One of the main characters of Musselman's "Days of Our Roadsboro” is an evil bed and breakfast owner named Dracoola. Not Dracula, but he does dress like a vampire. He owns the Depths of Heal Bed-and-Breakfast, but rather than catering to tourists, he plots to destroy tourism altogether.

"Dracoola was created by accident on the bike trail after he was struck by lightning. He wants to do away with tourism as we know it. He wants bad reviews and is always in the background scheming. But it never works," Musselman described.

Amidst the comedy, there is a love story developing between a waitress at the restaurant Old Village Harlot named Lollie Local and the Chef, though their relationship is on and off again. Plus, Chef believes he is a tremendous chef.

"Chef is upset because people are not appreciating his genius and they order special things, when he believes what he has made is perfect," Musselman described.

A fourth character bringing entertainment to the audience is a folk singer with a Norwegian accent named Ole Peterson. Ole takes old folk songs like the Beatles' "Yesterday" and James Taylor's "Fire and Rain" and writes his own lyrics about his love for his wife who left him and his love for farming.

The play takes place at the restaurant in Roadsboro. Dracoola deviously invites the leaders of the town to a banquet. Unbeknownst to them, he intends to put poison into their food, kill them and destroy tourism. He hires Ole to be the entertainment for the evening while the banquet takes place. But what happens next? That is something to find out from the play.
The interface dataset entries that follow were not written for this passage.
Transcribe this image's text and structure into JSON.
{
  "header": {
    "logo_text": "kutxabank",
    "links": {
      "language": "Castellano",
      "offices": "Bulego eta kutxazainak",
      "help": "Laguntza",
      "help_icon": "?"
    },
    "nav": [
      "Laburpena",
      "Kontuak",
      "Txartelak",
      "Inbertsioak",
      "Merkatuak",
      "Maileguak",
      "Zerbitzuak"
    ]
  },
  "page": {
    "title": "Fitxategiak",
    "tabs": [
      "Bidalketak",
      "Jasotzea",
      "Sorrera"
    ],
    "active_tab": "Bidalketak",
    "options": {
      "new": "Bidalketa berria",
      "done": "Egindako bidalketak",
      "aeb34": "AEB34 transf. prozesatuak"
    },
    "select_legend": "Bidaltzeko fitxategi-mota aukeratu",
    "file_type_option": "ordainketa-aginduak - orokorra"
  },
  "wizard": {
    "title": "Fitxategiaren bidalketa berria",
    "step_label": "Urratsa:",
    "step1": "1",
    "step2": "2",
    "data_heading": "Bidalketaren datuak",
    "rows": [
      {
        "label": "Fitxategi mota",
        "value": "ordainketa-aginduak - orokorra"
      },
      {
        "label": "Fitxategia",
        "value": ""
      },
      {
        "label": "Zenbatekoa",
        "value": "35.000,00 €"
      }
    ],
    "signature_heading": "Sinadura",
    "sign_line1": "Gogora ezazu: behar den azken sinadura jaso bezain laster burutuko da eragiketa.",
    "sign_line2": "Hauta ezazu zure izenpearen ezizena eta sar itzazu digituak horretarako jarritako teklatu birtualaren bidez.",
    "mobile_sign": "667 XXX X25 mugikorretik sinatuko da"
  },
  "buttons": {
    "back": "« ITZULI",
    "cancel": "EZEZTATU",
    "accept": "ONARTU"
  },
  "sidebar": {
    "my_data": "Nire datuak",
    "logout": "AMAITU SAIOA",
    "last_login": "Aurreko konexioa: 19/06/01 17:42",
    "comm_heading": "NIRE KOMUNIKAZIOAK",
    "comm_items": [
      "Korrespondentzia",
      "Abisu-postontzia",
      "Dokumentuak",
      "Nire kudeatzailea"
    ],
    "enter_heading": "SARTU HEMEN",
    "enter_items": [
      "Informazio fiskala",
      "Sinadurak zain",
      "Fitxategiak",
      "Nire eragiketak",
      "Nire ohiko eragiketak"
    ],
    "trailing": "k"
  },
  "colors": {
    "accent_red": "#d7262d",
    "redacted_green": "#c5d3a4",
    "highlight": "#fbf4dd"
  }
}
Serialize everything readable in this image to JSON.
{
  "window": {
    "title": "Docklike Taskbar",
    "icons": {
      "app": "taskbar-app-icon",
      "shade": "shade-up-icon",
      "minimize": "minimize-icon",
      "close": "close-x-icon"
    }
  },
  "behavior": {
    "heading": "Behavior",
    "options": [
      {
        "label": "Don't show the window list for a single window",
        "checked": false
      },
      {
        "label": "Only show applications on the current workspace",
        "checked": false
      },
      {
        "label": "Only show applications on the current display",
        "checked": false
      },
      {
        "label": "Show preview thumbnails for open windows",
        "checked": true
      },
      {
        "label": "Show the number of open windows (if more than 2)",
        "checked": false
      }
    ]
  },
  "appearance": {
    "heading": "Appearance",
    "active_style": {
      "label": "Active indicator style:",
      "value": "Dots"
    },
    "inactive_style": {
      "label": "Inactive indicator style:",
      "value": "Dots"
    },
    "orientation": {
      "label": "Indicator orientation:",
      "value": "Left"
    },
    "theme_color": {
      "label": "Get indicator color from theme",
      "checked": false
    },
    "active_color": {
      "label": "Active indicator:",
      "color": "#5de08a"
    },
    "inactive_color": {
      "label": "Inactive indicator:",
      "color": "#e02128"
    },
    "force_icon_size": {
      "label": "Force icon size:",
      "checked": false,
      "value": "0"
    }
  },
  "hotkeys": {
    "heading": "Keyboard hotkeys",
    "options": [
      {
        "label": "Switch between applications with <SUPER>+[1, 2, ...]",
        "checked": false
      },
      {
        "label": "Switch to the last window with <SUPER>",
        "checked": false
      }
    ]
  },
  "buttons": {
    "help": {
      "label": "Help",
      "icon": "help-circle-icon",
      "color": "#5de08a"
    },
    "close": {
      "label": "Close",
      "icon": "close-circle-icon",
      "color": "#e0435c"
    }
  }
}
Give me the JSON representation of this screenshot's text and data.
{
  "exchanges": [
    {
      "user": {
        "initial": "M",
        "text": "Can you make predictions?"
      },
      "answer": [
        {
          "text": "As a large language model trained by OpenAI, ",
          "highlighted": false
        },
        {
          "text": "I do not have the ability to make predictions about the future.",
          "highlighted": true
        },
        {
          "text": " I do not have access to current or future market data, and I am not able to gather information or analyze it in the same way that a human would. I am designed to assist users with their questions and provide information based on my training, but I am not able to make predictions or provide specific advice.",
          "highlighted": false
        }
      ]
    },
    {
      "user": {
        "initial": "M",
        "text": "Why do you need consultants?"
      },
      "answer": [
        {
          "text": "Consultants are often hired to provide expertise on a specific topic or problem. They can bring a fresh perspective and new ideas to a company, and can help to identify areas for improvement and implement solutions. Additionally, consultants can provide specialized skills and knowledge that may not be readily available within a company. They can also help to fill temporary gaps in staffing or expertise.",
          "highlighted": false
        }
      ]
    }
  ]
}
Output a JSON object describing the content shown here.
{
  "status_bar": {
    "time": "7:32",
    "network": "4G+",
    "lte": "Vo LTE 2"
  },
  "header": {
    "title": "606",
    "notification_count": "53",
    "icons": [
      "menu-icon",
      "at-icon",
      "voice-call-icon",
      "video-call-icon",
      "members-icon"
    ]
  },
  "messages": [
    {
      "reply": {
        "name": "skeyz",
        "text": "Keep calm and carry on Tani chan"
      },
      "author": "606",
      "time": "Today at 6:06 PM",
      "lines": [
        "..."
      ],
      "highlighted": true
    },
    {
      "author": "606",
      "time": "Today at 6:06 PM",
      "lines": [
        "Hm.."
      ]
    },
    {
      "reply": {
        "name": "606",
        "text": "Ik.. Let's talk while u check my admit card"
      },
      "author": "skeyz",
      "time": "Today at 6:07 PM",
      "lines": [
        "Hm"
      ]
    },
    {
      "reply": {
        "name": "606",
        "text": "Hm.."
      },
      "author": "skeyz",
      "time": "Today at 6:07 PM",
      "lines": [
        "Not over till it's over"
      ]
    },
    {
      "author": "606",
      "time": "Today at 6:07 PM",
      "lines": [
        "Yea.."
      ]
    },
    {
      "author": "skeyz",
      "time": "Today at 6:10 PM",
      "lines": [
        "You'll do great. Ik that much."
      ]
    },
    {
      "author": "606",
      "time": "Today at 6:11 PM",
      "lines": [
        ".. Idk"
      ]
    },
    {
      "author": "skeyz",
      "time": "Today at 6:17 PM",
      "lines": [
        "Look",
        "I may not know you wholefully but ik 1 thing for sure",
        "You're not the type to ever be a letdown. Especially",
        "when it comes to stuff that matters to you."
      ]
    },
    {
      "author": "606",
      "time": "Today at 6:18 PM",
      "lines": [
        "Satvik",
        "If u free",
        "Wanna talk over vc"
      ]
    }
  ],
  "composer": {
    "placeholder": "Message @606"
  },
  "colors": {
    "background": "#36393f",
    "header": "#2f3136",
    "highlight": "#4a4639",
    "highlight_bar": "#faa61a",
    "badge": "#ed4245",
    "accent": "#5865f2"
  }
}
"Days of Our Roadsboro" was published in two separate versions by the same company, though they are offered on two different websites. One version with "Norman Main Publishing" is meant more for community theatre groups and contains jokes more suitable for adults.

Since Musselman is a high school teacher and theater director, writing mostly for the high school stage, the second version with "Big Dog Publishing" is more high school friendly.

However, since the play includes characters seen in the radio show as a part of "Over the Back Fence," one may wonder if audiences unfamiliar with the radio episodes would understand the story.

"It is a stand-alone comedy,” Musselman said. “There are some jokes that people from Lanesboro and this area will appreciate, but they will be funny for other areas as well. They do not need to know all the back story.”

Right now, the play is only known to Lanesboro, but eventually Musselman hopes it will be seen on stage.

"I'd just like to see it done. It's a good way to get to the national level and see who picks it up,” he concluded.